Dear Brother P, at Adams Center your case was again shown me. I saw that you had ever failed to exercise true self-government. You have made efforts; but these efforts have only reached the external, they have not touched the spring of action. Your hasty temper often causes you sincere and painful regret and self-condemnation. This passionate spirit, unless subdued, will increase to a peevish, faultfinding spirit; indeed, this is already upon you in a degree. You will be ready to resent everything. If jostled upon the sidewalk, you will be offended, and a word of complaint will spring to your lips. When driving in the street, if full half the road is not given you, you will feel stirred in a moment. If asked to put yourself out of your course to accommodate others, you will chafe and fret, and feel that your dignity is imposed upon. You will show to all your besetting sin. Your very countenance will indicate an impatient spirit, and your mouth will seem always ready to utter an angry word. In this habit, as in tobacco using, total abstinence is the only sure remedy. An entire change must take place in you. You frequently feel that you must be more guarded. You resolutely say, “I will be more calm and patient;” but in doing this you only touch the evil on the outside; you consent to retain the lion and watch him. You must go further than this. Strength of principle alone can dislodge this destroying foe and bring peace and happiness. 2T 424.3Read in context »

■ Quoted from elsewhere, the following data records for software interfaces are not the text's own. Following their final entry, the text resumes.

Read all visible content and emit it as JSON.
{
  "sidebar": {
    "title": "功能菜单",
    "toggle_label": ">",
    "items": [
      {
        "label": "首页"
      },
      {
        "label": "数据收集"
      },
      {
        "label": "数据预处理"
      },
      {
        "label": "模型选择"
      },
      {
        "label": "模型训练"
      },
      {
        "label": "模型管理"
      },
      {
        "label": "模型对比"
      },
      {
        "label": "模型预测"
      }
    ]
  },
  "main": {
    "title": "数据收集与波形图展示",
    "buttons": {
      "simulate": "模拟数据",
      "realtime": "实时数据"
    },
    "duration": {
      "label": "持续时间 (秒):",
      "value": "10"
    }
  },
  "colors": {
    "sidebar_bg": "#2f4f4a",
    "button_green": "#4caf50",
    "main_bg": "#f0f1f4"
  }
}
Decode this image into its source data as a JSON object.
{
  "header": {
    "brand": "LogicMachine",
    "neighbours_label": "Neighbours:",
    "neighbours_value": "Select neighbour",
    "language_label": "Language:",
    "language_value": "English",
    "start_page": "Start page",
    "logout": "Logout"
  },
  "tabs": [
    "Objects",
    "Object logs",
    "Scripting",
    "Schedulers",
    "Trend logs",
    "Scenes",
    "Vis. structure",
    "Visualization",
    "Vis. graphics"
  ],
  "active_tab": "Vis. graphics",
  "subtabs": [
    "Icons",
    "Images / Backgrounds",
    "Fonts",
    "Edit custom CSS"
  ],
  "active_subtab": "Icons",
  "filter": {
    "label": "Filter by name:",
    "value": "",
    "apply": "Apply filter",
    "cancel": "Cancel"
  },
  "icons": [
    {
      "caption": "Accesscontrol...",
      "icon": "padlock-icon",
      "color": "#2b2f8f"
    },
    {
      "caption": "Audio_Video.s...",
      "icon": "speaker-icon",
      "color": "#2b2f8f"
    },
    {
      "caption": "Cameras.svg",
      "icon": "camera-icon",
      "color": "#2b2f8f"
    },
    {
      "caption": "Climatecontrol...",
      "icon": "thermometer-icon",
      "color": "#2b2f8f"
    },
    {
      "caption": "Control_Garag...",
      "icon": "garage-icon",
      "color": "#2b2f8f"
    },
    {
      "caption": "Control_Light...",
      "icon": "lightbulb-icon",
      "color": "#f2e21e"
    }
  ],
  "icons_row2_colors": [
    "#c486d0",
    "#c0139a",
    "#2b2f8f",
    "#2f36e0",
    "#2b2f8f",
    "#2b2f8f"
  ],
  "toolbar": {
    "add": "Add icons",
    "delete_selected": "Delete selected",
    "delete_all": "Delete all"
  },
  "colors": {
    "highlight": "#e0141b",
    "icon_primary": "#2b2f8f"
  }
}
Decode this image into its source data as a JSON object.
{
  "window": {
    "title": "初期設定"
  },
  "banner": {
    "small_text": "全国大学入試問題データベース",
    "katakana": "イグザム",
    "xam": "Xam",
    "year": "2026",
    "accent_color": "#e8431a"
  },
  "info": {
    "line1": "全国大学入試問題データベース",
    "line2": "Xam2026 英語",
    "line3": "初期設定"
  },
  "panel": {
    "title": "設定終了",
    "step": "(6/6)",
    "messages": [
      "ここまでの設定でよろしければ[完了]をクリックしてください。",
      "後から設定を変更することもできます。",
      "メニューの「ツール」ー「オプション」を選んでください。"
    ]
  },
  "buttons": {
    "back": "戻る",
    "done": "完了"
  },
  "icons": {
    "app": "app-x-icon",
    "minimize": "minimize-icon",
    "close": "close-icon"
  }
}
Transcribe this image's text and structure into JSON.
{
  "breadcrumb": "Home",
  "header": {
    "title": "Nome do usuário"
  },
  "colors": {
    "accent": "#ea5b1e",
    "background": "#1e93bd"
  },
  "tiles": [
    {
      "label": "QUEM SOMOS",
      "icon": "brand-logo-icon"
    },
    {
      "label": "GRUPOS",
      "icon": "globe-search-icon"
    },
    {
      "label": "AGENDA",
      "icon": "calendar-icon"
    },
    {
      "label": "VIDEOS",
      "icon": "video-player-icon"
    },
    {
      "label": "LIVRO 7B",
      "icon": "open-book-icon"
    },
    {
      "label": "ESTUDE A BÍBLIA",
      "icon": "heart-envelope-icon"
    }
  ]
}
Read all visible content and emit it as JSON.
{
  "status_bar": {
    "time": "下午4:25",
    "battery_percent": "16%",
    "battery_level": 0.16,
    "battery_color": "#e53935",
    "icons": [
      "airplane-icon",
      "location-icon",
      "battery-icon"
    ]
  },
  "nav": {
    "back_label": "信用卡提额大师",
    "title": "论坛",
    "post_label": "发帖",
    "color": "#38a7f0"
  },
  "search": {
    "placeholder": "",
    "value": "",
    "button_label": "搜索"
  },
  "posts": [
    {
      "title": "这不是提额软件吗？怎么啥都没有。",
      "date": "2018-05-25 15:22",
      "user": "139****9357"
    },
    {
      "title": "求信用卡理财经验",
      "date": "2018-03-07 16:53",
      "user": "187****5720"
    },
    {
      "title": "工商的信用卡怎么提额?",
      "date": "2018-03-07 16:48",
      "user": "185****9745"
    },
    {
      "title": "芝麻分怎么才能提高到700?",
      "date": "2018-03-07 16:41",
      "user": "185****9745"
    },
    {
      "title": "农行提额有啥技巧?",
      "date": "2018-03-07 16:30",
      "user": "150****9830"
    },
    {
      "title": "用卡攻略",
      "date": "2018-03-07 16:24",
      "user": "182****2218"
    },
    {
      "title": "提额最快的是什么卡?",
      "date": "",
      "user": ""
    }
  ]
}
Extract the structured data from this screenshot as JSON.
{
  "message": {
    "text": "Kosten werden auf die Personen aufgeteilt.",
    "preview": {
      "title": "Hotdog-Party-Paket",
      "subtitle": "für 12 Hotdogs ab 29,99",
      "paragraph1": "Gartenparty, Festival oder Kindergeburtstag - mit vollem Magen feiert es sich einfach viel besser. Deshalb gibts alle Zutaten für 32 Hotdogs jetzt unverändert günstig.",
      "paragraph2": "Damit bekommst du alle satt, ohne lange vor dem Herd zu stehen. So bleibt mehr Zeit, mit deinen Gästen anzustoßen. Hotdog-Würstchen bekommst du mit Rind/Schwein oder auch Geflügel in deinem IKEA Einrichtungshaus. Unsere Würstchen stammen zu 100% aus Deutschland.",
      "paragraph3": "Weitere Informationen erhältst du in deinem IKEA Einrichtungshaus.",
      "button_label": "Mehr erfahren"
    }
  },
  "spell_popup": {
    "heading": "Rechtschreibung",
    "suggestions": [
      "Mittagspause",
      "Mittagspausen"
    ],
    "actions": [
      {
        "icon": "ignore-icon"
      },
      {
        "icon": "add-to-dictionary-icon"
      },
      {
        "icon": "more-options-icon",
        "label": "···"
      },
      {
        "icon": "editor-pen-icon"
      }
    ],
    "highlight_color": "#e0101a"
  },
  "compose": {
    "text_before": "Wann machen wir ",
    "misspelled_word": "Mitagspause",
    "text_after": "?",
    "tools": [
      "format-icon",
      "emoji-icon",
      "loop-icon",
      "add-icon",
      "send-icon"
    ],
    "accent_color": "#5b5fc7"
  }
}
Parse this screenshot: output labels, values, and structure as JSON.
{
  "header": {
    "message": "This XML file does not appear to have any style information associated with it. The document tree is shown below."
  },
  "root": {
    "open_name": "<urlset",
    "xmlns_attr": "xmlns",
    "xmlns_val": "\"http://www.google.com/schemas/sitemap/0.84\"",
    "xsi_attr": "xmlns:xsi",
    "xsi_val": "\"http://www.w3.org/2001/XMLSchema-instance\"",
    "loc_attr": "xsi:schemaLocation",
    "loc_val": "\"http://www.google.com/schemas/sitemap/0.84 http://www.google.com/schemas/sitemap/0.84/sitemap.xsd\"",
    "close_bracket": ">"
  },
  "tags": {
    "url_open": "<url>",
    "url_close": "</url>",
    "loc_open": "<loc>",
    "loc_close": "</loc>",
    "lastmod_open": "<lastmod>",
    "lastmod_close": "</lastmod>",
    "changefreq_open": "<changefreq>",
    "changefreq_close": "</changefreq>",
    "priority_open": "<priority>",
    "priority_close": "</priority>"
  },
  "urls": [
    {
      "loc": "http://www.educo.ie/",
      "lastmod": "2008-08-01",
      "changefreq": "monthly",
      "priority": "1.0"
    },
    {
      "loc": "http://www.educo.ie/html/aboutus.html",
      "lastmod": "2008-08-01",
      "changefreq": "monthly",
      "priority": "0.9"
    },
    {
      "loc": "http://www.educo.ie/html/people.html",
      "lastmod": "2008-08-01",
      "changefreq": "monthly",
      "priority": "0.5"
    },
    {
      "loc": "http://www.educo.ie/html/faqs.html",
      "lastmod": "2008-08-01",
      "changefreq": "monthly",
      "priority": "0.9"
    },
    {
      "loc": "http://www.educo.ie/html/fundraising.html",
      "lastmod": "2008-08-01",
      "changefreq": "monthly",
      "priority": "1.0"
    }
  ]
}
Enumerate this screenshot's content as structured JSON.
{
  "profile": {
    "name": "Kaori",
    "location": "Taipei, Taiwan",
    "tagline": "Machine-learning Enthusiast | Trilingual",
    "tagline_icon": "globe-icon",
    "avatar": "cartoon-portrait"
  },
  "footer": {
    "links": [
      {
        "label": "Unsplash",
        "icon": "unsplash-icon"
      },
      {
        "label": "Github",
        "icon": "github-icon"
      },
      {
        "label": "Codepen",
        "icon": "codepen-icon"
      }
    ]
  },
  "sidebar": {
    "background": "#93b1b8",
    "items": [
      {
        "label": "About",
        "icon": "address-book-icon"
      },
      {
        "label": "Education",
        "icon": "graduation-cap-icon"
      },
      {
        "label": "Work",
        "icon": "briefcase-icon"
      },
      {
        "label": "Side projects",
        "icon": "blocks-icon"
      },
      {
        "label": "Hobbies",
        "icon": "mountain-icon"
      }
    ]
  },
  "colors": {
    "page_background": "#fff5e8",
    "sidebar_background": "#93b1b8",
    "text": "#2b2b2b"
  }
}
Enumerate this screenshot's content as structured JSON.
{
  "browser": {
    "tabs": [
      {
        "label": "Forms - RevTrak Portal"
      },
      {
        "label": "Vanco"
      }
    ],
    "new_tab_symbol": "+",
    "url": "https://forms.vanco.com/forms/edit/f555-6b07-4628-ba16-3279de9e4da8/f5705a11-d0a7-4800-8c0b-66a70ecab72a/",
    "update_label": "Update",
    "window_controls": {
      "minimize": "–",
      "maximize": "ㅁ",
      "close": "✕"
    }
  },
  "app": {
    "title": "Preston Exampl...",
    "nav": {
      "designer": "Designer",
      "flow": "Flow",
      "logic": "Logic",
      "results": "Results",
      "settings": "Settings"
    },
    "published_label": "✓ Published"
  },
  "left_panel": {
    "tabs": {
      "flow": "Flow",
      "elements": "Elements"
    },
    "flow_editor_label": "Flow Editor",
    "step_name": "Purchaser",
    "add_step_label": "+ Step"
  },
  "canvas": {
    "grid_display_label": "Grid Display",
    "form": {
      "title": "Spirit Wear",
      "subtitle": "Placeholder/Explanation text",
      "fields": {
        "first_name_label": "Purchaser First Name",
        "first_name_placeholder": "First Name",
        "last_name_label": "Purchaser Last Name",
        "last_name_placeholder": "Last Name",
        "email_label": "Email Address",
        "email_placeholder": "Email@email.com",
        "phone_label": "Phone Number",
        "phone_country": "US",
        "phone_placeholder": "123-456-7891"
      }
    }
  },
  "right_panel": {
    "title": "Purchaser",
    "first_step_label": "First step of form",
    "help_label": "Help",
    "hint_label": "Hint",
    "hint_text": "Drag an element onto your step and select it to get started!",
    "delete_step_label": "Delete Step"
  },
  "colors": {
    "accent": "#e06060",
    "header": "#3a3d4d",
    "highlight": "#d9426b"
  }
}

We fully believe in church organization; but this is not to prescribe the exact way in which we should work, for not all minds are to be reached by the same methods. Nothing is to be allowed to keep the servant of God from his fellow men. The individual believer is to labor for the individual sinner. Each person has his own light to keep burning; and if the heavenly oil is emptied into these lamps through the golden pipes; if the vessels are emptied of self, and prepared to receive the holy oil, light will be shed on the sinner's path to some purpose. More light will be shed on the pathway of the wanderer by one such lamp than by a whole procession of torchlights gotten up for show. Personal consecration and sanctification to God will bring better results than the most imposing display. 6T 116.1
Teach our sisters that their question should be each day: “Lord, what wilt Thou have me to do this day?” Each consecrated vessel will daily have the holy oil emptied into it to be emptied out into other vessels. 6T 116.2
*****Read in context »